Start of DATA SHOWN

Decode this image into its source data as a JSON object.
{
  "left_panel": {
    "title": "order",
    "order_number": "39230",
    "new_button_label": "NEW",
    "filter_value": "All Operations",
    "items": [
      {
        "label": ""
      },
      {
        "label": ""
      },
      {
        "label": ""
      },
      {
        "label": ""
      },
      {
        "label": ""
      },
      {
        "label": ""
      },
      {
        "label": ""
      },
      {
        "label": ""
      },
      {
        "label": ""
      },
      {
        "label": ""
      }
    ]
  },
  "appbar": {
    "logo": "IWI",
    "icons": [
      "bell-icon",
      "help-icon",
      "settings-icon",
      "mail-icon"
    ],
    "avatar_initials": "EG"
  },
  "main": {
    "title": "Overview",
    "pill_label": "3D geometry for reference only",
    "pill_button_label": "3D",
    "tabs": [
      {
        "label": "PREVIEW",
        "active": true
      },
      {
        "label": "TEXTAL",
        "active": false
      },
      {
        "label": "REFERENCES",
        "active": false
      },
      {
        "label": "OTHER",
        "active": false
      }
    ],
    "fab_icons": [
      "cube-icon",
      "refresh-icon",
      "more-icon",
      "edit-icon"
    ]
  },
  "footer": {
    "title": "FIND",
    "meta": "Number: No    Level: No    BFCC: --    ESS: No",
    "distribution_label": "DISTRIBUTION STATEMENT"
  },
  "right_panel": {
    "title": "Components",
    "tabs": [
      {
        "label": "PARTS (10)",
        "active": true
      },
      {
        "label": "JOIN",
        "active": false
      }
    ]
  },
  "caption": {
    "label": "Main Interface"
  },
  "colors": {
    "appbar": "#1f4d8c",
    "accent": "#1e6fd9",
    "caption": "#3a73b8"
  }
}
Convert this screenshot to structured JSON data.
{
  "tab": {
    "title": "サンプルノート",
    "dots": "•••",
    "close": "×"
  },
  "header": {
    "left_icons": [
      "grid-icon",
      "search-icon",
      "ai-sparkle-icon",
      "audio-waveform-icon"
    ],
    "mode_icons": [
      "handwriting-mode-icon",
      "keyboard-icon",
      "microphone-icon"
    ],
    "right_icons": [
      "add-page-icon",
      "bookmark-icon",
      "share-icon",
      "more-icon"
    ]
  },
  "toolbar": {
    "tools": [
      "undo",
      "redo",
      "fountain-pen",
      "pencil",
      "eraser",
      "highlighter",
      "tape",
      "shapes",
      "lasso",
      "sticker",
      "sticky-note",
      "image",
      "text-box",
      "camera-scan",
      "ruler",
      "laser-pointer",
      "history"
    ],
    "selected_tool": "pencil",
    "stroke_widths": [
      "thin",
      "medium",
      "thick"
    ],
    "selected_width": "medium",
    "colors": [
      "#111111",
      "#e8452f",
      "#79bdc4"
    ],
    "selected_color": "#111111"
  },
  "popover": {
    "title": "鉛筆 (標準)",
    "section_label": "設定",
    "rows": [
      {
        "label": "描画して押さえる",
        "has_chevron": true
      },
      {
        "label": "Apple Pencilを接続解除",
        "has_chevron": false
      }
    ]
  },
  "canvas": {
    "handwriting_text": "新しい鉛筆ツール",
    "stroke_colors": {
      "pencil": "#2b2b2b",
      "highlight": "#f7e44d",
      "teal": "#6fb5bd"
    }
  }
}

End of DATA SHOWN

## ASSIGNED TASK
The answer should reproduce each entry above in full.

## RESULT FOR THIS EXERCISE
Decode this image into its source data as a JSON object.
{
  "left_panel": {
    "title": "order",
    "order_number": "39230",
    "new_button_label": "NEW",
    "filter_value": "All Operations",
    "items": [
      {
        "label": ""
      },
      {
        "label": ""
      },
      {
        "label": ""
      },
      {
        "label": ""
      },
      {
        "label": ""
      },
      {
        "label": ""
      },
      {
        "label": ""
      },
      {
        "label": ""
      },
      {
        "label": ""
      },
      {
        "label": ""
      }
    ]
  },
  "appbar": {
    "logo": "IWI",
    "icons": [
      "bell-icon",
      "help-icon",
      "settings-icon",
      "mail-icon"
    ],
    "avatar_initials": "EG"
  },
  "main": {
    "title": "Overview",
    "pill_label": "3D geometry for reference only",
    "pill_button_label": "3D",
    "tabs": [
      {
        "label": "PREVIEW",
        "active": true
      },
      {
        "label": "TEXTAL",
        "active": false
      },
      {
        "label": "REFERENCES",
        "active": false
      },
      {
        "label": "OTHER",
        "active": false
      }
    ],
    "fab_icons": [
      "cube-icon",
      "refresh-icon",
      "more-icon",
      "edit-icon"
    ]
  },
  "footer": {
    "title": "FIND",
    "meta": "Number: No    Level: No    BFCC: --    ESS: No",
    "distribution_label": "DISTRIBUTION STATEMENT"
  },
  "right_panel": {
    "title": "Components",
    "tabs": [
      {
        "label": "PARTS (10)",
        "active": true
      },
      {
        "label": "JOIN",
        "active": false
      }
    ]
  },
  "caption": {
    "label": "Main Interface"
  },
  "colors": {
    "appbar": "#1f4d8c",
    "accent": "#1e6fd9",
    "caption": "#3a73b8"
  }
}
Convert this screenshot to structured JSON data.
{
  "tab": {
    "title": "サンプルノート",
    "dots": "•••",
    "close": "×"
  },
  "header": {
    "left_icons": [
      "grid-icon",
      "search-icon",
      "ai-sparkle-icon",
      "audio-waveform-icon"
    ],
    "mode_icons": [
      "handwriting-mode-icon",
      "keyboard-icon",
      "microphone-icon"
    ],
    "right_icons": [
      "add-page-icon",
      "bookmark-icon",
      "share-icon",
      "more-icon"
    ]
  },
  "toolbar": {
    "tools": [
      "undo",
      "redo",
      "fountain-pen",
      "pencil",
      "eraser",
      "highlighter",
      "tape",
      "shapes",
      "lasso",
      "sticker",
      "sticky-note",
      "image",
      "text-box",
      "camera-scan",
      "ruler",
      "laser-pointer",
      "history"
    ],
    "selected_tool": "pencil",
    "stroke_widths": [
      "thin",
      "medium",
      "thick"
    ],
    "selected_width": "medium",
    "colors": [
      "#111111",
      "#e8452f",
      "#79bdc4"
    ],
    "selected_color": "#111111"
  },
  "popover": {
    "title": "鉛筆 (標準)",
    "section_label": "設定",
    "rows": [
      {
        "label": "描画して押さえる",
        "has_chevron": true
      },
      {
        "label": "Apple Pencilを接続解除",
        "has_chevron": false
      }
    ]
  },
  "canvas": {
    "handwriting_text": "新しい鉛筆ツール",
    "stroke_colors": {
      "pencil": "#2b2b2b",
      "highlight": "#f7e44d",
      "teal": "#6fb5bd"
    }
  }
}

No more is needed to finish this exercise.